> INPUT RECORDS
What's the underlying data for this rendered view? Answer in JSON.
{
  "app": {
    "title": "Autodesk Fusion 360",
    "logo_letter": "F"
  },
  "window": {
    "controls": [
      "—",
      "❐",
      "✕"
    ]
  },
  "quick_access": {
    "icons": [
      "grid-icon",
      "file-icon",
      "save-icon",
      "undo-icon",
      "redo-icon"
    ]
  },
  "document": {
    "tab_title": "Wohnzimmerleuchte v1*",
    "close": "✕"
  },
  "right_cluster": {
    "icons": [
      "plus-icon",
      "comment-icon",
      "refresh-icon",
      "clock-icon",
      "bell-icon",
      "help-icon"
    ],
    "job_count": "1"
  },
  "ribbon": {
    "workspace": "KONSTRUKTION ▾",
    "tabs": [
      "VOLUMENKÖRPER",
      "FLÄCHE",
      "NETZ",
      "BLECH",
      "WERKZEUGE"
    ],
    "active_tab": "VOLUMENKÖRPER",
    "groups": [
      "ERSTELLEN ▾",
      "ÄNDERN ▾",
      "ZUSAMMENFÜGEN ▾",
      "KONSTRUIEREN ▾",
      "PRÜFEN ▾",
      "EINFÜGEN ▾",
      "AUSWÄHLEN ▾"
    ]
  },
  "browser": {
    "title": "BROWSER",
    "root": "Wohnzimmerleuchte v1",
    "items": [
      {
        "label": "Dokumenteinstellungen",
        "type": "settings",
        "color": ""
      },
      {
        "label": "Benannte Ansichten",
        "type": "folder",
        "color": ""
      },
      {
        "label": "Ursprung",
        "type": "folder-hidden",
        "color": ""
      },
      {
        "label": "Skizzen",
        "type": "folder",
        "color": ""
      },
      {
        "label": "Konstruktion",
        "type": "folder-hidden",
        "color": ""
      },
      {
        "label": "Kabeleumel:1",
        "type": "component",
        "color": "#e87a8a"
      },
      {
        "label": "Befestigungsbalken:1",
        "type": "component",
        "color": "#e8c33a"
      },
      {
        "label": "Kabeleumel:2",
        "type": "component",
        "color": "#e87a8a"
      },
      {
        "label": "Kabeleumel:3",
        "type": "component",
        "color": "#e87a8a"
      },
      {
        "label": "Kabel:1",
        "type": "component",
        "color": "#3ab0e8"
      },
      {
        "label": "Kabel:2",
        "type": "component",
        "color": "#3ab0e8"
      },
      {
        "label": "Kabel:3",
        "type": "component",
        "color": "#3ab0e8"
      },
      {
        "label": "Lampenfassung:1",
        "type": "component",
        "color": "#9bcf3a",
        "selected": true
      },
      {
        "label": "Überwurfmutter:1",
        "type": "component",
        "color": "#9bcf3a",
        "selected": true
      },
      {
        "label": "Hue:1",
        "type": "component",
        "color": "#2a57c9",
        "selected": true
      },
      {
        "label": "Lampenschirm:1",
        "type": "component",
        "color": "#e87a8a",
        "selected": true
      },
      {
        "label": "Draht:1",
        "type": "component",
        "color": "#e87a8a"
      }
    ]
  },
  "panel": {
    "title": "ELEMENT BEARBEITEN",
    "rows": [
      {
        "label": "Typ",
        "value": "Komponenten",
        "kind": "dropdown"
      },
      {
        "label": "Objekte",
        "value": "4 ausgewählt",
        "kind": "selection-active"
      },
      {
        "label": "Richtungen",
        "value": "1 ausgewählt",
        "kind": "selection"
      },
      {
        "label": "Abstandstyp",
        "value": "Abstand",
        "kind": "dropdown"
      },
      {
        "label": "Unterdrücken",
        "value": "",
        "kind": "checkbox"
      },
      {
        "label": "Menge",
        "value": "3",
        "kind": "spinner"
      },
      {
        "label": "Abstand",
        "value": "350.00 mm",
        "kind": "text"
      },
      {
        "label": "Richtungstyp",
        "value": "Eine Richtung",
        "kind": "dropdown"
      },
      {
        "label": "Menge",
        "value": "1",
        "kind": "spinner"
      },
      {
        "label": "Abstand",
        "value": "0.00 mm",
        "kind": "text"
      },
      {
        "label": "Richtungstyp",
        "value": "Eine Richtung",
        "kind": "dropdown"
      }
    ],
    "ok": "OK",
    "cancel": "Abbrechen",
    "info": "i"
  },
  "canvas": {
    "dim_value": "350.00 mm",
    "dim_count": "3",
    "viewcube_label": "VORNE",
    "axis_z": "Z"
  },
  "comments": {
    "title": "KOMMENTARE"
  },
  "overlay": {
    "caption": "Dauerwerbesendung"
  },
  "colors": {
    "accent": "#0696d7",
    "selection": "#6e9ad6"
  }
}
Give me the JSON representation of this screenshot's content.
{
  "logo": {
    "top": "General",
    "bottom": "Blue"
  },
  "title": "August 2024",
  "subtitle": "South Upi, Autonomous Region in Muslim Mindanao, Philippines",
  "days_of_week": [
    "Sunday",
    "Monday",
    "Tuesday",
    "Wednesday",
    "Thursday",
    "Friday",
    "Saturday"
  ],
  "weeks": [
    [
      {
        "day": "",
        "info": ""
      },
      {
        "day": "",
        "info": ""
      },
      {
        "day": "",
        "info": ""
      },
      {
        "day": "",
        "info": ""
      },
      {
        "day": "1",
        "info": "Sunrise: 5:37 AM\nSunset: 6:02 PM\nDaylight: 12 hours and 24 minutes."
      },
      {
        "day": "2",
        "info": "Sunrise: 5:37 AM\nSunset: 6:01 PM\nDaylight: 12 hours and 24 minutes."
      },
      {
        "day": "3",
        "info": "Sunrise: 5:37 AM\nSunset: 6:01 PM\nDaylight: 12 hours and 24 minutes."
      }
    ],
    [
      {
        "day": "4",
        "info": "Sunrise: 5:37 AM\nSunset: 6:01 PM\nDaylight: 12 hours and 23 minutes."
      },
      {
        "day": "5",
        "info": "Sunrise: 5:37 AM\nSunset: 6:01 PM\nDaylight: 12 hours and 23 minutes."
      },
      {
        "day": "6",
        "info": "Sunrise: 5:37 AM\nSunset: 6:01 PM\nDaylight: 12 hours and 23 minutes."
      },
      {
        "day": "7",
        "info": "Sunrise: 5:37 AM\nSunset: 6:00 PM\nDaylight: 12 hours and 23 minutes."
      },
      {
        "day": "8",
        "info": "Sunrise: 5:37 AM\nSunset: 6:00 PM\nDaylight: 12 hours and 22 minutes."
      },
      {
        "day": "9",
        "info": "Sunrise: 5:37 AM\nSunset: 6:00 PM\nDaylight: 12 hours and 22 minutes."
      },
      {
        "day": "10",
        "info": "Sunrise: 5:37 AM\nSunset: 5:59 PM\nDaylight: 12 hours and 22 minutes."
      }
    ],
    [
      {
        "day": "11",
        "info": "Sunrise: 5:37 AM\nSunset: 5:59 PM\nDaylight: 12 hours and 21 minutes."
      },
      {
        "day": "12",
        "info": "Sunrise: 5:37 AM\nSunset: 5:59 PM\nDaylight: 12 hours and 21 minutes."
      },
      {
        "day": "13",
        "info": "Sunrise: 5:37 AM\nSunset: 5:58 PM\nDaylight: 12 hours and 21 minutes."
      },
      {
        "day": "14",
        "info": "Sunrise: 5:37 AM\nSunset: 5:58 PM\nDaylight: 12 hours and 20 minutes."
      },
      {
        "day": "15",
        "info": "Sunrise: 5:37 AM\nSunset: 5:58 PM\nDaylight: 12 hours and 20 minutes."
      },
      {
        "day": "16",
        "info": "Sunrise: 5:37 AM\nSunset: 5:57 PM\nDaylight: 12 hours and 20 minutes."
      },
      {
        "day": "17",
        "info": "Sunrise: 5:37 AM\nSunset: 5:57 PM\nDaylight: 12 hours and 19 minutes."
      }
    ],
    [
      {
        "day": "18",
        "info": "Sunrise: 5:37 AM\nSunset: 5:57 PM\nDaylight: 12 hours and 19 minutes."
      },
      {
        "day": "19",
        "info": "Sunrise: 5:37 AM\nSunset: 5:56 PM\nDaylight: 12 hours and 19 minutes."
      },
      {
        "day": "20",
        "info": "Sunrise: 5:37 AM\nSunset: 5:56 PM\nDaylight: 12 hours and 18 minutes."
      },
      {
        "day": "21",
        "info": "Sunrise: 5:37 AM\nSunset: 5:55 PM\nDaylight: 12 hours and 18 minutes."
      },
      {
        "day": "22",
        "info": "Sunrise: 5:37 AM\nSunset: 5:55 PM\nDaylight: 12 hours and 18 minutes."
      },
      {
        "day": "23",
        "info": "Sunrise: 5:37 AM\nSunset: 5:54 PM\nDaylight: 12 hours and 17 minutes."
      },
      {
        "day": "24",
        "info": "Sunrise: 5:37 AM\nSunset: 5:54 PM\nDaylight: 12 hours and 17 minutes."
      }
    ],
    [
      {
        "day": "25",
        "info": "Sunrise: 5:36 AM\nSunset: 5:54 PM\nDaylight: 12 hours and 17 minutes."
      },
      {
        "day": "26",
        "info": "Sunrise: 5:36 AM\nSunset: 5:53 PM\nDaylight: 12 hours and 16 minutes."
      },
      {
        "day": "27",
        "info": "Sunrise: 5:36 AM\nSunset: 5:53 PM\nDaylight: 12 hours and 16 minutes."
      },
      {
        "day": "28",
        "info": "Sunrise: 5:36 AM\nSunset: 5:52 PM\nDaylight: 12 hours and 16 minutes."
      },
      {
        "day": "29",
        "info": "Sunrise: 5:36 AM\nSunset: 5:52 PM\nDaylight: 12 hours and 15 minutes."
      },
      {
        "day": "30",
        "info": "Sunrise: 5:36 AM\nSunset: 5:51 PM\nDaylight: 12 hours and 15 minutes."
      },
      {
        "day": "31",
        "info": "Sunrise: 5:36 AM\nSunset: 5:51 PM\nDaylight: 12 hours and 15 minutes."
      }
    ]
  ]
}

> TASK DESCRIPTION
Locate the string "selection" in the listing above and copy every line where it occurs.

> OUTPUT FOR THIS TASK
        "kind": "selection-active"
        "kind": "selection"
    "selection": "#6e9ad6"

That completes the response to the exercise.